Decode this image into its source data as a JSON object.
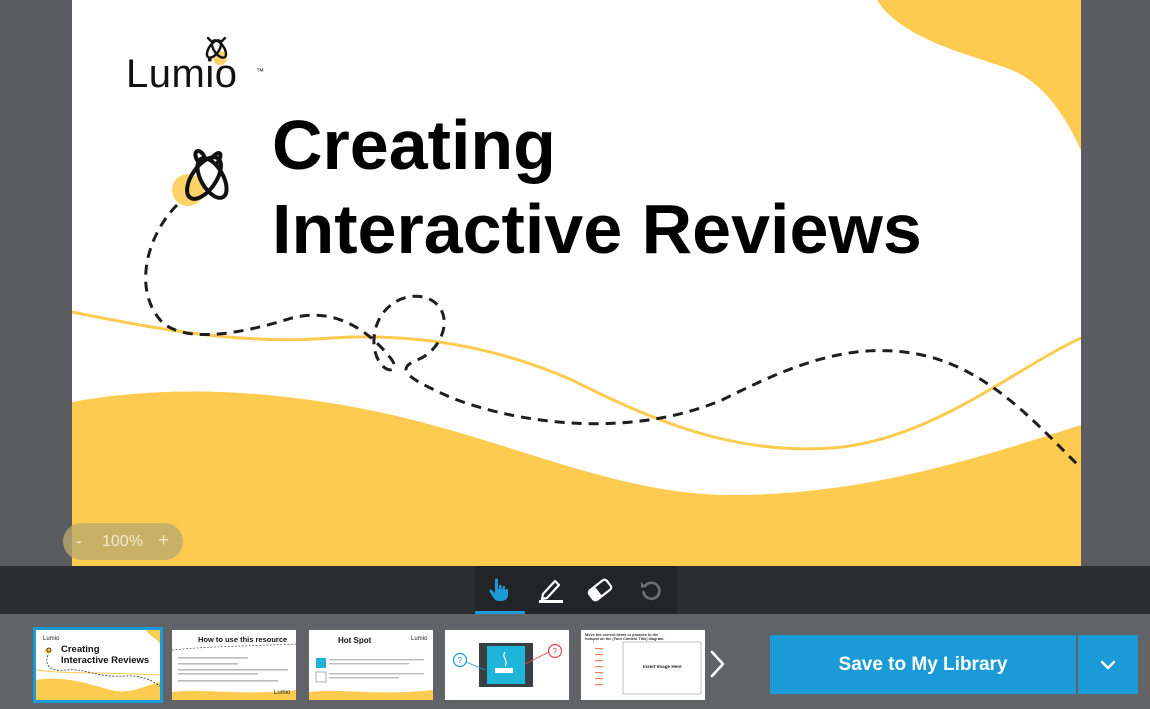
{
  "slide": {
    "brand": "Lumio",
    "brand_tm": "™",
    "title_line1": "Creating",
    "title_line2": "Interactive Reviews",
    "accent_color": "#fdcb4f"
  },
  "zoom": {
    "minus": "-",
    "value": "100%",
    "plus": "+"
  },
  "toolbar": {
    "tools": [
      {
        "icon": "pointer-hand-icon",
        "active": true
      },
      {
        "icon": "pen-icon",
        "active": false
      },
      {
        "icon": "eraser-icon",
        "active": false
      },
      {
        "icon": "undo-icon",
        "active": false
      }
    ],
    "highlight_color": "#1a9ad6"
  },
  "thumbnails": [
    {
      "title_line1": "Creating",
      "title_line2": "Interactive Reviews",
      "brand": "Lumio",
      "selected": true
    },
    {
      "title": "How to use this resource",
      "brand": "Lumio"
    },
    {
      "title": "Hot Spot",
      "brand": "Lumio"
    },
    {
      "title": ""
    },
    {
      "heading": "Move the correct items or phrases to the hotspot on the (Your Content Title) diagram.",
      "placeholder": "Insert Image Here"
    }
  ],
  "actions": {
    "save_label": "Save to My Library",
    "dropdown_icon": "chevron-down-icon"
  }
}
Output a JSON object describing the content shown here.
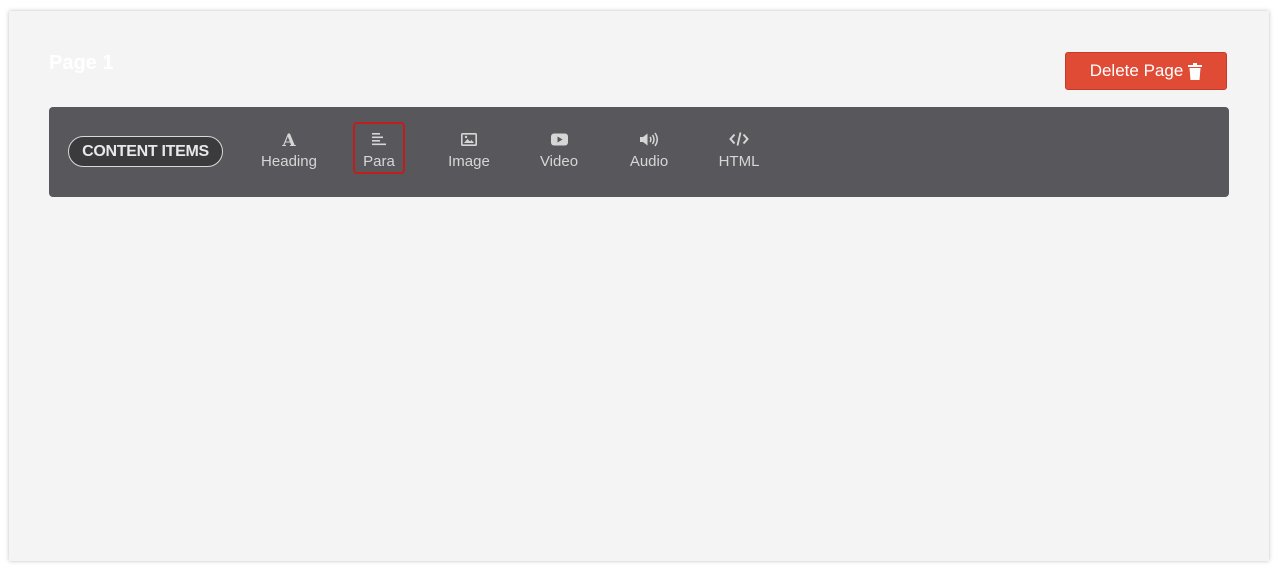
{
  "page": {
    "title": "Page 1",
    "delete_label": "Delete Page"
  },
  "toolbar": {
    "section_label": "CONTENT ITEMS",
    "items": [
      {
        "label": "Heading",
        "icon": "heading-icon"
      },
      {
        "label": "Para",
        "icon": "paragraph-icon",
        "selected": true
      },
      {
        "label": "Image",
        "icon": "image-icon"
      },
      {
        "label": "Video",
        "icon": "video-icon"
      },
      {
        "label": "Audio",
        "icon": "audio-icon"
      },
      {
        "label": "HTML",
        "icon": "code-icon"
      }
    ]
  },
  "colors": {
    "delete_button": "#e04b36",
    "toolbar_background": "#58585c",
    "selection_outline": "#c21d1d"
  }
}
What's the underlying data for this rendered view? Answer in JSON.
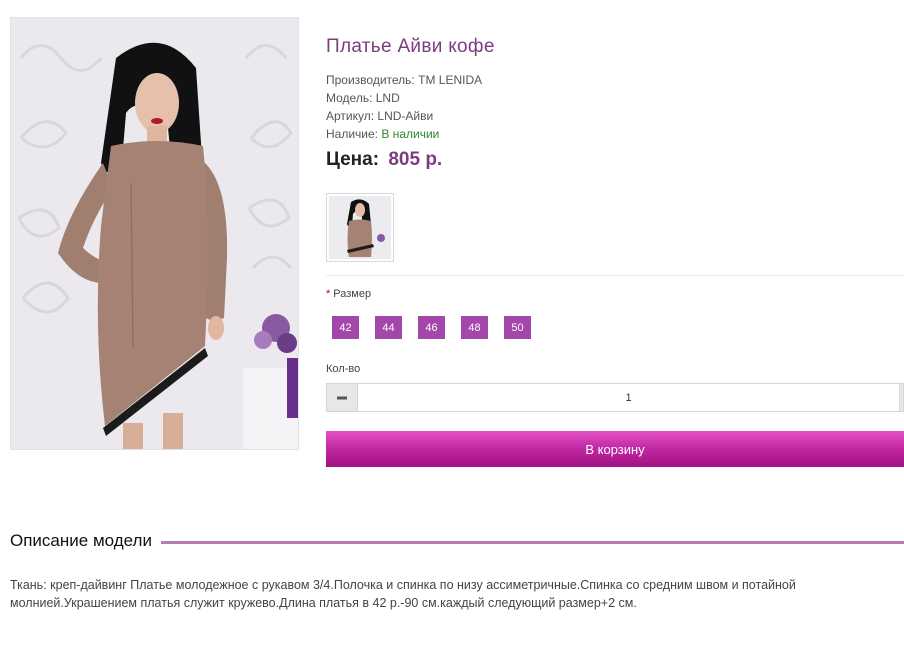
{
  "product": {
    "title": "Платье Айви кофе",
    "manufacturer_label": "Производитель:",
    "manufacturer": "TM LENIDA",
    "model_label": "Модель:",
    "model": "LND",
    "sku_label": "Артикул:",
    "sku": "LND-Айви",
    "availability_label": "Наличие:",
    "availability": "В наличии",
    "price_label": "Цена:",
    "price": "805 р."
  },
  "options": {
    "size_required_mark": "*",
    "size_label": "Размер",
    "sizes": [
      "42",
      "44",
      "46",
      "48",
      "50"
    ]
  },
  "quantity": {
    "label": "Кол-во",
    "value": "1",
    "minus_icon": "minus-icon"
  },
  "cart": {
    "button_label": "В корзину"
  },
  "description": {
    "heading": "Описание модели",
    "text": "Ткань: креп-дайвинг Платье молодежное с рукавом 3/4.Полочка и спинка по низу ассиметричные.Спинка со средним швом и потайной молнией.Украшением платья служит кружево.Длина платья в 42 р.-90 см.каждый следующий размер+2 см."
  },
  "colors": {
    "accent": "#a347a8",
    "title": "#7a3d7f",
    "in_stock": "#2e8a2e",
    "cart_button": "#c42aa6",
    "description_rule": "#b57ab9"
  }
}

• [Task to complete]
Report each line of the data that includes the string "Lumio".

• [Response area]
    "brand": "Lumio",
      "brand": "Lumio",
      "brand": "Lumio"
      "brand": "Lumio"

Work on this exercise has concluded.